Eugene Fidell is the President of the National Institute of Military Justice.

He says there are so many complicating factors which will influence what the Bush administration
does next.

EUGENE FIDELL: This administration has shown itself to have a complete tin ear on these issues. It
is now dealing with an increasingly hostile and restive Congress. There is a presidential election
coming up. Other than that, it has a clear path.

KIM LANDERS: So in other words, this legal mess, if you like, could just end up squarely in the lap
of the next President to deal with?

EUGENE FIDELL: That is correct, and that is probably the best thing that could happen so that a new
team can take a fresh look at it and decide what the meaning of life is here.

KIM LANDERS: The military commission system has only produced one conviction -Australian David
Hicks, who took a plea deal.

The ramifications of this ruling will undoubtedly land on the desk of the next President.

Republican nominee John McCain is clearly worried:

JOHN MCCAIN: It obviously concerns me. These are unlawful combatants.
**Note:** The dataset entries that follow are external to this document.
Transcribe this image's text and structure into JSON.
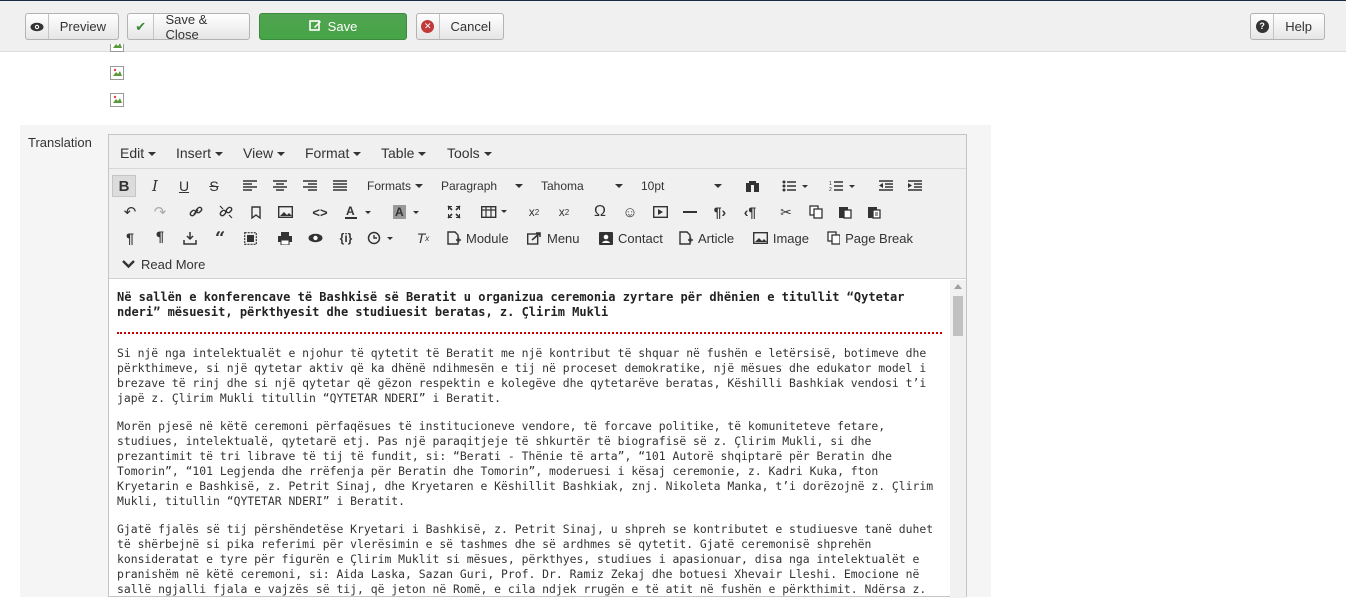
{
  "toolbar": {
    "preview": "Preview",
    "save_close": "Save & Close",
    "save": "Save",
    "cancel": "Cancel",
    "help": "Help"
  },
  "translation_label": "Translation",
  "menu": [
    "Edit",
    "Insert",
    "View",
    "Format",
    "Table",
    "Tools"
  ],
  "format_bar": {
    "formats": "Formats",
    "block": "Paragraph",
    "font": "Tahoma",
    "size": "10pt"
  },
  "buttons": {
    "module": "Module",
    "menu": "Menu",
    "contact": "Contact",
    "article": "Article",
    "image": "Image",
    "page_break": "Page Break",
    "read_more": "Read More"
  },
  "content": {
    "heading": "Në sallën e konferencave të Bashkisë së Beratit u organizua ceremonia zyrtare për dhënien e titullit “Qytetar nderi” mësuesit, përkthyesit dhe studiuesit beratas, z. Çlirim Mukli",
    "p1": "Si një nga intelektualët e njohur të qytetit të Beratit me një kontribut të shquar në fushën e letërsisë, botimeve dhe përkthimeve, si një qytetar aktiv që ka dhënë ndihmesën e tij në proceset demokratike, një mësues dhe edukator model i brezave të rinj dhe si një qytetar që gëzon respektin e kolegëve dhe qytetarëve beratas, Këshilli Bashkiak vendosi t’i japë z. Çlirim Mukli titullin “QYTETAR NDERI” i Beratit.",
    "p2": "Morën pjesë në këtë ceremoni përfaqësues të institucioneve vendore, të forcave politike, të komuniteteve fetare, studiues, intelektualë, qytetarë etj. Pas një paraqitjeje të shkurtër të biografisë së z. Çlirim Mukli, si dhe prezantimit të tri librave të tij të fundit, si: “Berati - Thënie të arta”, “101 Autorë shqiptarë për Beratin dhe Tomorin”, “101 Legjenda dhe rrëfenja për Beratin dhe Tomorin”, moderuesi i kësaj ceremonie, z. Kadri Kuka, fton Kryetarin e Bashkisë, z. Petrit Sinaj, dhe Kryetaren e Këshillit Bashkiak, znj. Nikoleta Manka, t’i dorëzojnë z. Çlirim Mukli, titullin “QYTETAR NDERI” i Beratit.",
    "p3": "Gjatë fjalës së tij përshëndetëse Kryetari i Bashkisë, z. Petrit Sinaj, u shpreh se kontributet e studiuesve tanë duhet të shërbejnë si pika referimi për vlerësimin e së tashmes dhe së ardhmes së qytetit. Gjatë ceremonisë shprehën konsideratat e tyre për figurën e Çlirim Muklit si mësues, përkthyes, studiues i apasionuar, disa nga intelektualët e pranishëm në këtë ceremoni, si: Aida Laska, Sazan Guri, Prof. Dr. Ramiz Zekaj dhe botuesi Xhevair Lleshi. Emocione në sallë ngjalli fjala e vajzës së tij, që jeton në Romë, e cila ndjek rrugën e të atit në fushën e përkthimit. Ndërsa z. Çlim Mukli në fjalën e vet, pasi falenderoi Bashkinë e Beratit për vlerësimin që i bëhet, shprehu mirënjohjen për të gjithë bashkëpunëtorët e tij ndër vite, që kanë bërë të mundur nxjerrjen në dritë të botimeve të tij."
  }
}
They are not American
citizens, but it a decision the Supreme Court has made and now we need to move forward.

As you know, I always favoured closing of Guantanamo Bay and I still think that we ought to do
that.

KIM LANDERS: President George W. Bush and Democratic Presidential nominee Barack Obama also say
they support shutting down Guantanamo, but there's no clear consensus on where the detainees should
go.

This is Kim Landers in Washington for The World Today.